College Dropout, Who Founded Popular Japanese Noodle Restaurant Chain, Becomes A Billionaire
Takaya Awata, founder and CEO of Toridoll.
Takaya Awata, founder and CEO of Tokyo-listed Toridoll Holdings, best known for its popular udon noodle restaurants, has joined the ranks of billionaires. Shares of Toridoll, which operates nearly 1,900 eateries around the world, jumped by more than a third over the past year as people, constrained during the pandemic, resumed eating out once again. Awata’s 48% stake in Toridoll is now worth $1.1 billion, based on Friday’s closing price of ¥3,930 ($26.8).
Established by Awata in 1990, Toridoll has grown to become one of Japan’s leading operators of noodle shops with chains such as Marugame Seimen. Toridoll also owns eateries that serve up spicy Chinese rice noodles, pancakes, ramen and freshly fried tempura. Since 2010, Awata has been focusing on expanding Toridoll’s footprint across the globe. Apart from Japan, where it has more than 1,000 restaurants, the company has a presence in the U.S., the U.K., Cambodia, Hong Kong, Indonesia, the Philippines, Taiwan and Vietnam.

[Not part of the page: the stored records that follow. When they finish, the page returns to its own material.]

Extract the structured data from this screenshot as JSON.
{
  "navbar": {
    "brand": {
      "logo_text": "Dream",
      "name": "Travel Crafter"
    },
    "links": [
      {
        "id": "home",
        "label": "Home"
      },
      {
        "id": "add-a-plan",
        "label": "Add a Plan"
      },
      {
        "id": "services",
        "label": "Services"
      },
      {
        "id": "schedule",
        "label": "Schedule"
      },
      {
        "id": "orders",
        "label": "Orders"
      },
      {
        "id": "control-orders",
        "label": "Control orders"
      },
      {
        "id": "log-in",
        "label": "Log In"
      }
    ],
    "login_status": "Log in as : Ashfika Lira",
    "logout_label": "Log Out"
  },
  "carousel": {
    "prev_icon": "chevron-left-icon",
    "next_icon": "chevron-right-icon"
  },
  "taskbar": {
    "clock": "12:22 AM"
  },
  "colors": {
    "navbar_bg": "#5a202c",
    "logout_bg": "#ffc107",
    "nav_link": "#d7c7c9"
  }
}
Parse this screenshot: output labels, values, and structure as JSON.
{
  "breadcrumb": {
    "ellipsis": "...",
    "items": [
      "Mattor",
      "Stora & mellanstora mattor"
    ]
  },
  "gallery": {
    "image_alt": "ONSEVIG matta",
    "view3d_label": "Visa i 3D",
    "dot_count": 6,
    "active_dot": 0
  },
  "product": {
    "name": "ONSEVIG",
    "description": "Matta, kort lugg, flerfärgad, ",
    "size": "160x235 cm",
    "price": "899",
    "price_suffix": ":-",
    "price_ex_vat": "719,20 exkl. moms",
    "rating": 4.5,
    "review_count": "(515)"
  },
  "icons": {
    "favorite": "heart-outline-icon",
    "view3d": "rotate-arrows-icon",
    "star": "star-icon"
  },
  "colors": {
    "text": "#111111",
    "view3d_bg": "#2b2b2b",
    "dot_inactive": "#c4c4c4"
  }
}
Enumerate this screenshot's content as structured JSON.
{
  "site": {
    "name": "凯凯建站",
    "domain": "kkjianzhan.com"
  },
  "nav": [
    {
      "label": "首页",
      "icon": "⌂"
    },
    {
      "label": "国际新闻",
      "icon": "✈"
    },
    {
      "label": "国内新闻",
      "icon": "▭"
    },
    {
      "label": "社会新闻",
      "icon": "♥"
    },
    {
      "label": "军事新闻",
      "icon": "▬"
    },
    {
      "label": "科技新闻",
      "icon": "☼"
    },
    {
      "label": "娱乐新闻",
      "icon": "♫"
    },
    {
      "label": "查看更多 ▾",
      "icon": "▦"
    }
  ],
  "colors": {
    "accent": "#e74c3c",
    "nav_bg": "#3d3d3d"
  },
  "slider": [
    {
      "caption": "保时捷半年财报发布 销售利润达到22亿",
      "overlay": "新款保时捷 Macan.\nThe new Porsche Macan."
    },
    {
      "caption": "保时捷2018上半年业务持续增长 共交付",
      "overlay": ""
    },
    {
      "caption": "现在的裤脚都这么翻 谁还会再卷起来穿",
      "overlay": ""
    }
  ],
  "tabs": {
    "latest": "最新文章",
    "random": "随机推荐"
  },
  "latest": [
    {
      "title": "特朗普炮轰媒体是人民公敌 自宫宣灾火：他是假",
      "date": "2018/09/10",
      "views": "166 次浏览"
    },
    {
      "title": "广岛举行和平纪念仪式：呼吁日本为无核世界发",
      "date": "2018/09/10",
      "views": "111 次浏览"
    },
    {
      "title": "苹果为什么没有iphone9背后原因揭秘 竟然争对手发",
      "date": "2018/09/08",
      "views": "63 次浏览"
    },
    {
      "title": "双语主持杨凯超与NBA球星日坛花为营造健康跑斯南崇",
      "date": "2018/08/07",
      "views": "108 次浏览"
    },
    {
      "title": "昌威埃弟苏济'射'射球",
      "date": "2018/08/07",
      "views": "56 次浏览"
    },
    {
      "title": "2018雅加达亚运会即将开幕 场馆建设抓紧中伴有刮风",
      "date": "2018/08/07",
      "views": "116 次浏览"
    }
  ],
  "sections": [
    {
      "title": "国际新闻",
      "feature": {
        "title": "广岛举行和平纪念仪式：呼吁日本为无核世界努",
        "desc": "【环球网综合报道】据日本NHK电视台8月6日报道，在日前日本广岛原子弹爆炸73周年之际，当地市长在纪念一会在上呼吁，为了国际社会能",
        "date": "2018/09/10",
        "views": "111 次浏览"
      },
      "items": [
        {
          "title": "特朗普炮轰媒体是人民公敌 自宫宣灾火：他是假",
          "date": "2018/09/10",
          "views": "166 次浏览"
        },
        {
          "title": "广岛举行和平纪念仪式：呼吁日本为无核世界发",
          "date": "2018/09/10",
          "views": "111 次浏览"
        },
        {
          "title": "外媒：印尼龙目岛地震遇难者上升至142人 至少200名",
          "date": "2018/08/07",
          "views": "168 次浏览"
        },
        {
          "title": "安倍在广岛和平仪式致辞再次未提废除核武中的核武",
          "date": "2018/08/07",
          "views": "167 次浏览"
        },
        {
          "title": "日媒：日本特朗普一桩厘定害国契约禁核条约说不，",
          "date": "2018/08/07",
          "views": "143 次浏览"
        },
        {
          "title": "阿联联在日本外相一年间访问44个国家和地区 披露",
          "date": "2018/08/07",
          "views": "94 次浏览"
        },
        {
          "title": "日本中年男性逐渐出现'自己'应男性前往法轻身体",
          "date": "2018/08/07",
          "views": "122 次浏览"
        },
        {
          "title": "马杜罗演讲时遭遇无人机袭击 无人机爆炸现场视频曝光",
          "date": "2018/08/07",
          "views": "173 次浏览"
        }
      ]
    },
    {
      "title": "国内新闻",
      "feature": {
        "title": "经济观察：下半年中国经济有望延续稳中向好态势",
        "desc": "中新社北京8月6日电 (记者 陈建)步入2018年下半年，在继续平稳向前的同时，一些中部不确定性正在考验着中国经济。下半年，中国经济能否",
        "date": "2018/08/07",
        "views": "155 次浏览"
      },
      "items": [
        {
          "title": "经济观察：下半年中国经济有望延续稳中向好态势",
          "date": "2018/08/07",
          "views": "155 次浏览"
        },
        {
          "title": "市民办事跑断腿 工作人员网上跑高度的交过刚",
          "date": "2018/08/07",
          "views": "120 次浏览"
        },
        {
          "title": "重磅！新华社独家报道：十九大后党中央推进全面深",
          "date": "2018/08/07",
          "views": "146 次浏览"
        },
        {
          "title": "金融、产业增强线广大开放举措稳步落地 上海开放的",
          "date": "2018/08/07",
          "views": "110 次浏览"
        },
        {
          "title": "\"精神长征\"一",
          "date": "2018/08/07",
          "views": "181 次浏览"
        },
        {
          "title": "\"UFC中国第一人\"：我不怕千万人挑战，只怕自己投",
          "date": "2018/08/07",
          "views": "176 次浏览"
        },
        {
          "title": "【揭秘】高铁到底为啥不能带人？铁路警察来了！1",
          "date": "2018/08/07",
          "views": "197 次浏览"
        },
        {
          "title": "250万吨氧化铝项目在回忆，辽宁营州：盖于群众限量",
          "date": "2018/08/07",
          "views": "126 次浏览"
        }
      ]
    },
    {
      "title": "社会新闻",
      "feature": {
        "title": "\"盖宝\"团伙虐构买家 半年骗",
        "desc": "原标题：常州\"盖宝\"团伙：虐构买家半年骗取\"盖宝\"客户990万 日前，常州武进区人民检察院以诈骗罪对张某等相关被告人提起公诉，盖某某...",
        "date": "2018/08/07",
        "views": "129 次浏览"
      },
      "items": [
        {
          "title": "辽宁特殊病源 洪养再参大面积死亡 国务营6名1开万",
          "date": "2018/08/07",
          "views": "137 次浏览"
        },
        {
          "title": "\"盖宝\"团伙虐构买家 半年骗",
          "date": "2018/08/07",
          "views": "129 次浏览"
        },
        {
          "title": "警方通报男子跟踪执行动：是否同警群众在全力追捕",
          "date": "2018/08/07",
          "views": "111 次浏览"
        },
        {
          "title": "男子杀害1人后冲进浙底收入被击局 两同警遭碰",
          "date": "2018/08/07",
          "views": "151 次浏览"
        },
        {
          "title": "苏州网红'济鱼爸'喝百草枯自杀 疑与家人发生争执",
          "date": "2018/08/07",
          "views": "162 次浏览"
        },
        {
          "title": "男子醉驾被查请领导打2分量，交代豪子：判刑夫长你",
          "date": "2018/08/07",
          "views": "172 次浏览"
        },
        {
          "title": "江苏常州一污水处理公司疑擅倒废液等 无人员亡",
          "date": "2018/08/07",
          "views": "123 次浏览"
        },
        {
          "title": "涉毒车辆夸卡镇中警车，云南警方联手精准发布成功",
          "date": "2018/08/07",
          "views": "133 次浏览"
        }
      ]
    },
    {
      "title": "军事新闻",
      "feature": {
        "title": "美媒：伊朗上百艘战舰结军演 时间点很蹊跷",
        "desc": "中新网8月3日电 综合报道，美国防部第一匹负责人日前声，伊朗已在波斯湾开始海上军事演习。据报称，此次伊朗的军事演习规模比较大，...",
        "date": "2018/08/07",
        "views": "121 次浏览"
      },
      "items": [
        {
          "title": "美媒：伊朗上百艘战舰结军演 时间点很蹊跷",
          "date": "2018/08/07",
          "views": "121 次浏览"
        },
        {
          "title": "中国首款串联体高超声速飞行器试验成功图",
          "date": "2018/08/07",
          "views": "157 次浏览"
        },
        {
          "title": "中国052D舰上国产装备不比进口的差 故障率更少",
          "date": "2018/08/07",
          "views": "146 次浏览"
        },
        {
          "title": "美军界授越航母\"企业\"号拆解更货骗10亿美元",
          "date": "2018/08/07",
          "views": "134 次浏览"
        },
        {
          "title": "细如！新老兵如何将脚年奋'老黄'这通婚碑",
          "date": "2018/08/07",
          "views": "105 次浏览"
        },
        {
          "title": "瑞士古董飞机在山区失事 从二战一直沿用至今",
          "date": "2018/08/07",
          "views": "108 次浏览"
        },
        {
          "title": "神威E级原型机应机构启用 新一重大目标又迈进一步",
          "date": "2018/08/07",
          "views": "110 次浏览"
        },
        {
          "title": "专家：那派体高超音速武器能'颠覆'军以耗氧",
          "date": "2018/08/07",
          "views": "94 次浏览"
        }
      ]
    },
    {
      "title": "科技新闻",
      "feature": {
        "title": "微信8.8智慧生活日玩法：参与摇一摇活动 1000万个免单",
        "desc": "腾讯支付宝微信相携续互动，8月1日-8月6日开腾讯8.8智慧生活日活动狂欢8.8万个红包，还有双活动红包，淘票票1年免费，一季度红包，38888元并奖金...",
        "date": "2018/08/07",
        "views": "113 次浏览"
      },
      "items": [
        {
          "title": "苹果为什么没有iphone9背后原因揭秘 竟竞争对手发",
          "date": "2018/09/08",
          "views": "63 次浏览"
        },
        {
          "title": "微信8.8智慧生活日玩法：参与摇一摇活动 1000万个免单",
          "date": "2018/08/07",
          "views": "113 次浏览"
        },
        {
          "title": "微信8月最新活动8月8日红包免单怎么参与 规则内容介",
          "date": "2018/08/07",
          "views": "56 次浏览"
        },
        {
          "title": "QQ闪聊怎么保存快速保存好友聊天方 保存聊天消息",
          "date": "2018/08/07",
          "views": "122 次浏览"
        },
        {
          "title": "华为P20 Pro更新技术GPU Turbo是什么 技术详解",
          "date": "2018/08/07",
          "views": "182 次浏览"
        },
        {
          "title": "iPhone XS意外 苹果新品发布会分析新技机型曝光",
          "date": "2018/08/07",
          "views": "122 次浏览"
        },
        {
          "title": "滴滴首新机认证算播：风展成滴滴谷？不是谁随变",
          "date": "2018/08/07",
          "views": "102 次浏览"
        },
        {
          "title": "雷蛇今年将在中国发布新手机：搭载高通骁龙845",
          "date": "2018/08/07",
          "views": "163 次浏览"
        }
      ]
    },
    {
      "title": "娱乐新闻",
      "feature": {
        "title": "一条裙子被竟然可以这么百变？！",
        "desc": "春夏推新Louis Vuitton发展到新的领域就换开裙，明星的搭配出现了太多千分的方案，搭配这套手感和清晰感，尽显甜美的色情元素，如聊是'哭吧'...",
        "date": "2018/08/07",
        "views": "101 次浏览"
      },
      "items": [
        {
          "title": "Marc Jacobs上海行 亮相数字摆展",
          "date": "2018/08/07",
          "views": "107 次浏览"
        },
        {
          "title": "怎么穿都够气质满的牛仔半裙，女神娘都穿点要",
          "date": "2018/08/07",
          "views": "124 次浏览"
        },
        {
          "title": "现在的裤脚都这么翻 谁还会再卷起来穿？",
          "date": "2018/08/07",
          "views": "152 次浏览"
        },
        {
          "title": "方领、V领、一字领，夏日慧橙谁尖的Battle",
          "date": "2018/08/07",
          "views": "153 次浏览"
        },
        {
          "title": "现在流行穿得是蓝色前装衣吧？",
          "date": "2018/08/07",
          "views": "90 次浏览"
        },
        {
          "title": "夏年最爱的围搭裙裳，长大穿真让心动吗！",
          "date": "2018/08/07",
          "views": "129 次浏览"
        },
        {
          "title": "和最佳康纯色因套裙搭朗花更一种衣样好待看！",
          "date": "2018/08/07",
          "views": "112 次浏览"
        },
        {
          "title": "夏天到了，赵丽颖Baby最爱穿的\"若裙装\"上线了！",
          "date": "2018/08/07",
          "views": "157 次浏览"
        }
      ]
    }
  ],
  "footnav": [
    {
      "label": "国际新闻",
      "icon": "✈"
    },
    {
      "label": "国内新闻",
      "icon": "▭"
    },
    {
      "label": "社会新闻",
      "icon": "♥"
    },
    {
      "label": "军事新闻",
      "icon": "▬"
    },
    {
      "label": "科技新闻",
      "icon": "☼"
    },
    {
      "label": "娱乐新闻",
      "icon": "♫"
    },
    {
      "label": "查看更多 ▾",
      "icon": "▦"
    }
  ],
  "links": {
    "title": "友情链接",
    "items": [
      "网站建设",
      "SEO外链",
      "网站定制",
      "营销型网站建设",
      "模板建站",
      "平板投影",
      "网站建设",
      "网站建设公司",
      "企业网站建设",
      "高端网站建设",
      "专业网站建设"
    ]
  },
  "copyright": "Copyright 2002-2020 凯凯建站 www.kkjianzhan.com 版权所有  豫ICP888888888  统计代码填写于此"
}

A chunk of that global expansion has been achieved through acquisitions. In 2015, Awata acquired Asian fast food chain Wok to Walk with a presence in Europe. In 2018, Toridoll paid $242 million for Tam Jai International, operator of Hong Kong’s popular noodle chains, TamJai and SamGor, and took it public in a $180 million IPO three years later. In June this year, Toridoll bought Fulham Shore, a pizza and greek food restaurants operator in the U.K., for around $118 million.
Awata’s appetite for expansion is far from satiated. Toridoll has now earmarked more than $650 million for mergers and acquisitions in Europe, Asia and Greater China, with the aim of tripling its eateries to more than 5,500 and doubling revenue to $2 billion in the next five years.

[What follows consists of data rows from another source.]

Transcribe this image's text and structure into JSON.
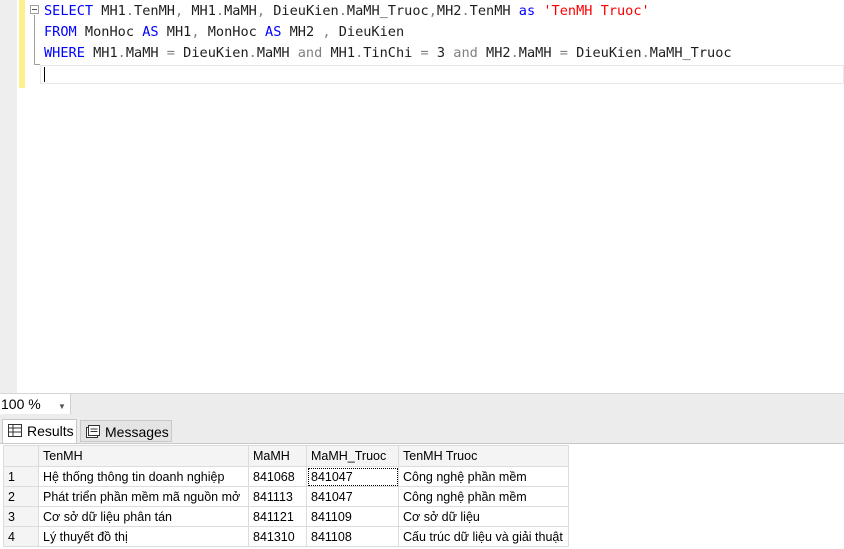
{
  "editor": {
    "line1": [
      {
        "t": "SELECT",
        "c": "kw"
      },
      {
        "t": " MH1",
        "c": ""
      },
      {
        "t": ".",
        "c": "op"
      },
      {
        "t": "TenMH",
        "c": ""
      },
      {
        "t": ",",
        "c": "op"
      },
      {
        "t": " MH1",
        "c": ""
      },
      {
        "t": ".",
        "c": "op"
      },
      {
        "t": "MaMH",
        "c": ""
      },
      {
        "t": ",",
        "c": "op"
      },
      {
        "t": " DieuKien",
        "c": ""
      },
      {
        "t": ".",
        "c": "op"
      },
      {
        "t": "MaMH_Truoc",
        "c": ""
      },
      {
        "t": ",",
        "c": "op"
      },
      {
        "t": "MH2",
        "c": ""
      },
      {
        "t": ".",
        "c": "op"
      },
      {
        "t": "TenMH ",
        "c": ""
      },
      {
        "t": "as",
        "c": "kw"
      },
      {
        "t": " ",
        "c": ""
      },
      {
        "t": "'TenMH Truoc'",
        "c": "str"
      }
    ],
    "line2": [
      {
        "t": "FROM",
        "c": "kw"
      },
      {
        "t": " MonHoc ",
        "c": ""
      },
      {
        "t": "AS",
        "c": "kw"
      },
      {
        "t": " MH1",
        "c": ""
      },
      {
        "t": ",",
        "c": "op"
      },
      {
        "t": " MonHoc ",
        "c": ""
      },
      {
        "t": "AS",
        "c": "kw"
      },
      {
        "t": " MH2 ",
        "c": ""
      },
      {
        "t": ",",
        "c": "op"
      },
      {
        "t": " DieuKien",
        "c": ""
      }
    ],
    "line3": [
      {
        "t": "WHERE",
        "c": "kw"
      },
      {
        "t": " MH1",
        "c": ""
      },
      {
        "t": ".",
        "c": "op"
      },
      {
        "t": "MaMH ",
        "c": ""
      },
      {
        "t": "=",
        "c": "op"
      },
      {
        "t": " DieuKien",
        "c": ""
      },
      {
        "t": ".",
        "c": "op"
      },
      {
        "t": "MaMH ",
        "c": ""
      },
      {
        "t": "and",
        "c": "op"
      },
      {
        "t": " MH1",
        "c": ""
      },
      {
        "t": ".",
        "c": "op"
      },
      {
        "t": "TinChi ",
        "c": ""
      },
      {
        "t": "=",
        "c": "op"
      },
      {
        "t": " 3 ",
        "c": ""
      },
      {
        "t": "and",
        "c": "op"
      },
      {
        "t": " MH2",
        "c": ""
      },
      {
        "t": ".",
        "c": "op"
      },
      {
        "t": "MaMH ",
        "c": ""
      },
      {
        "t": "=",
        "c": "op"
      },
      {
        "t": " DieuKien",
        "c": ""
      },
      {
        "t": ".",
        "c": "op"
      },
      {
        "t": "MaMH_Truoc",
        "c": ""
      }
    ]
  },
  "zoom": {
    "value": "100 %"
  },
  "tabs": {
    "results_label": "Results",
    "messages_label": "Messages"
  },
  "grid": {
    "columns": [
      "TenMH",
      "MaMH",
      "MaMH_Truoc",
      "TenMH Truoc"
    ],
    "rows": [
      {
        "num": "1",
        "TenMH": "Hệ thống thông tin doanh nghiệp",
        "MaMH": "841068",
        "MaMH_Truoc": "841047",
        "TenMH_Truoc": "Công nghệ phần mềm"
      },
      {
        "num": "2",
        "TenMH": "Phát triển phần mềm mã nguồn mở",
        "MaMH": "841113",
        "MaMH_Truoc": "841047",
        "TenMH_Truoc": "Công nghệ phần mềm"
      },
      {
        "num": "3",
        "TenMH": "Cơ sở dữ liệu phân tán",
        "MaMH": "841121",
        "MaMH_Truoc": "841109",
        "TenMH_Truoc": "Cơ sở dữ liệu"
      },
      {
        "num": "4",
        "TenMH": "Lý thuyết đồ thị",
        "MaMH": "841310",
        "MaMH_Truoc": "841108",
        "TenMH_Truoc": "Cấu trúc dữ liệu và giải thuật"
      }
    ]
  },
  "colors": {
    "keyword": "#0000ff",
    "operator": "#808080",
    "string": "#ff0000",
    "margin_change": "#fbf08b"
  },
  "icons": {
    "results": "grid-icon",
    "messages": "messages-icon",
    "zoom_dropdown": "chevron-down-icon"
  }
}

In the quarter ended June, Toridoll reported record revenue of $360 million, up 20% from the same period last year. Apart from drawing in more diners to its restaurants, the company added a takeaway section, which contributed to the revenue rise. But inflation took its toll on Toridoll’s earnings as the rising costs of ingredients, for example, resulted in a 20% decline in quarterly net profit to $50 million.
Awata didn’t immediately respond to a comment request.
A Marugame udon store in Jakarta, Indonesia.
Awata, 61, latched on to the restaurant trade after dropping out of the Kobe City University of Foreign Studies. At age 25, he opened his first Japanese-style grilled chicken restaurant in 1985. But as he once disclosed in an interview to Japan’s broadcaster NHK, “We were barely getting any business.”
It was a visit to his late father’s hometown in Japan’s Kagawa prefecture, famous for its udon noodle shops, that gave him a new idea. Seeing long queues outside the udon eateries, which cooked the chewy, wheat-flour noodles right in front of their customers, a scene that Awata described in a blog post as an “emotional experience of food,” inspired him to set up his own noodle shop.
Rather than factory-produced noodles, Awata believes in offering freshly cooked fare, which offers a sensory experience that draws in customers. At Toridoll’s affordable, self-service restaurants, the noodles are prepared in front of diners in open kitchens and served up usually in a soy sauce-based broth with a choice of different toppings.
As his chain expanded, Awata took the company public on the Tokyo Stock Exchange in 2006, listing it initially on the Mothers bourse for startups and moving to TSE’s First section two years later. That gave him the wherewithal to set his sets further afield.
A bowl of Marugame's udon noodle with sliced beef.
On a vacation to Hawaii, Awata got a hunch that there could be an overseas market for his concept. In 2011, Toridoll opened its first restaurant in Hawaii, followed by restaurants in China, Indonesia and other countries closer to home. In 2021, the first Marugame Seimen restaurant opened in London. Instead of a one-taste-fits-all-palates approach, Awata ensures that local preferences are catered to. Restaurants offer, for example, tomato-based broth in China, where it opened in 2012, and chili pepper toppings in Indonesia, where it launched a year later.
During the pandemic, Awata made free udon noodles available to underprivileged children in a food truck that traveled across Japan and also provided food in hospitals to healthcare workers. “The things that generate the passion for food are hidden in unexpected places,” Awata wrote on Toridoll’s website. “We discover those hidden things and offer them as new value to generate joy in our customers. This is the greatest driving force for our growth and our mission.”
—With assistance by James Simms